All of that is totally appropriate. Like many of you, I watched in stunned disbelief as the events went down and, initially, thought it was part of the joke. But it wasn’t and, after watching the rewinds, Smith was totally out of line. In the first place, if you watch the video, Will was actually laughing at Rock’s joke. But Jada was not. It seems that in just a few seconds of exchange between Jada and Will, he decided he had to defend his wife’s hurt honor and pride. Even if Rock was out of line (and that is something the three of them should discuss), Smith is never justified in an act of violence. To me it reduces the credibility of the entire Hollywood community and makes them hypocrites in the ongoing battle against violence, bullying, and irrational behavior. If the Smiths believe the joke was in bad taste then, first, Will Smith should not have laughed at it. But secondly, it should have been handled professionally and off screen and – most importantly – without resorting to violence. And a slap, even with an open hand, is still battery. If we say it is acceptable in this instance, then where do we draw a line?
As many have noted, the Oscars never fully recovered from that moment. So Will Smith spoiled what was, otherwise, a fairly successful evening. Beyoncé’s initial act – live from the same tennis courts in Compton where the Williams sisters got started – was exhilarating and artfully done. Oscar wins for women and minority groups show the Academy is making big strides towards eliminating structural prejudices. The three hosts were funny and it was worth it to bring hosting back to the ceremony. The so called “golden hour” – the early, pre-recorded awards show for most of the ‘minor’ categories, didn’t work for me and I’m not sure it resulted in any significant shortening of the event.
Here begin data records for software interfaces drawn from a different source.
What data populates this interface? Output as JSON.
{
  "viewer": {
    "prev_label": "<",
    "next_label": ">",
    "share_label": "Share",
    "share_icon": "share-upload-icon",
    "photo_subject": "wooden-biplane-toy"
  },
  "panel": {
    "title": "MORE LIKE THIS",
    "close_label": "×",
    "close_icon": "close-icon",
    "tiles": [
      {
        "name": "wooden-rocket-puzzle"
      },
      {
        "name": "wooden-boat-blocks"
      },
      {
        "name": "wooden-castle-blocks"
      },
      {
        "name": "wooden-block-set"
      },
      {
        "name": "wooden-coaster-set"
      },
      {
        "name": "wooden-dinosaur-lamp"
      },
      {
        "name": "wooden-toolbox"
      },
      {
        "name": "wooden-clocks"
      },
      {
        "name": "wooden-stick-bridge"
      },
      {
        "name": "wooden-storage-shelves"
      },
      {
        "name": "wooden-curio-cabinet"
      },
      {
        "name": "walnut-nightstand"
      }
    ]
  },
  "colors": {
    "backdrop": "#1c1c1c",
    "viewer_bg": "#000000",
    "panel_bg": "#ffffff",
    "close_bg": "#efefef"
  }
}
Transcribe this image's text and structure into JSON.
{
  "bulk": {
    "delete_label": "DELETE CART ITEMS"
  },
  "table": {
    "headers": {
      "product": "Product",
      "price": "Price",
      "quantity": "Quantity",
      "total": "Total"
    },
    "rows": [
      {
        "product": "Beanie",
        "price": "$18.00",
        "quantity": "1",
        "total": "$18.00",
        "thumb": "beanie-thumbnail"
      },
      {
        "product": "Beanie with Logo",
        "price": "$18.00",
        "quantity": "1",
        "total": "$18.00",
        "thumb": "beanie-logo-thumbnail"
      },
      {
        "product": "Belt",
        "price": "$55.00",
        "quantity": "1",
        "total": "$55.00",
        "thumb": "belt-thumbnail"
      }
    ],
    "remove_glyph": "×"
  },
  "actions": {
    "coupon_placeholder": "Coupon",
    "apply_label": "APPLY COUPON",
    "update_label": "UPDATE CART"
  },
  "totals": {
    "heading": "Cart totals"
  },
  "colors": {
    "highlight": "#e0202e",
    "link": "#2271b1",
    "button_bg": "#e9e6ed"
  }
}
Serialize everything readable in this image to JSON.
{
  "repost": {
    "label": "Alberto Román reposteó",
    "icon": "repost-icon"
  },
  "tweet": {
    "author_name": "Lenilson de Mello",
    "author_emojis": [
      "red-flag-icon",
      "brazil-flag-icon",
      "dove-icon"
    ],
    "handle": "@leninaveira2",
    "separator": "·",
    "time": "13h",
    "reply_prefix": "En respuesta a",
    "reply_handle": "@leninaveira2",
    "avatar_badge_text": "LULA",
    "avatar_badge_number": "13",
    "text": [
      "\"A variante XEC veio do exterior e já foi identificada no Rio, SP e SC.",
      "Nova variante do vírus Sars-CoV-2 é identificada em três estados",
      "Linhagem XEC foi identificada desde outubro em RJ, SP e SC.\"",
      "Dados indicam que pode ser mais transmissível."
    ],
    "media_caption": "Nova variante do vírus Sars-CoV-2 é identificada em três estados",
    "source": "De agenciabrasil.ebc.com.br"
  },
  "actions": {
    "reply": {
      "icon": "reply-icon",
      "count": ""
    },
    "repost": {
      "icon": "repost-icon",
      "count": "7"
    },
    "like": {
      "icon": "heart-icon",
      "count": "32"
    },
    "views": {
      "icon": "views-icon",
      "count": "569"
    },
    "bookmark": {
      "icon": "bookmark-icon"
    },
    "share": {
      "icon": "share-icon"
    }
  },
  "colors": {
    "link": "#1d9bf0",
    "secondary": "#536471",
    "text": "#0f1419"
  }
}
It is, and always will be, a marathon to get through all the different crafts that make movies such wonderful ways to tell a story. I’m willing to put up with it just once a year.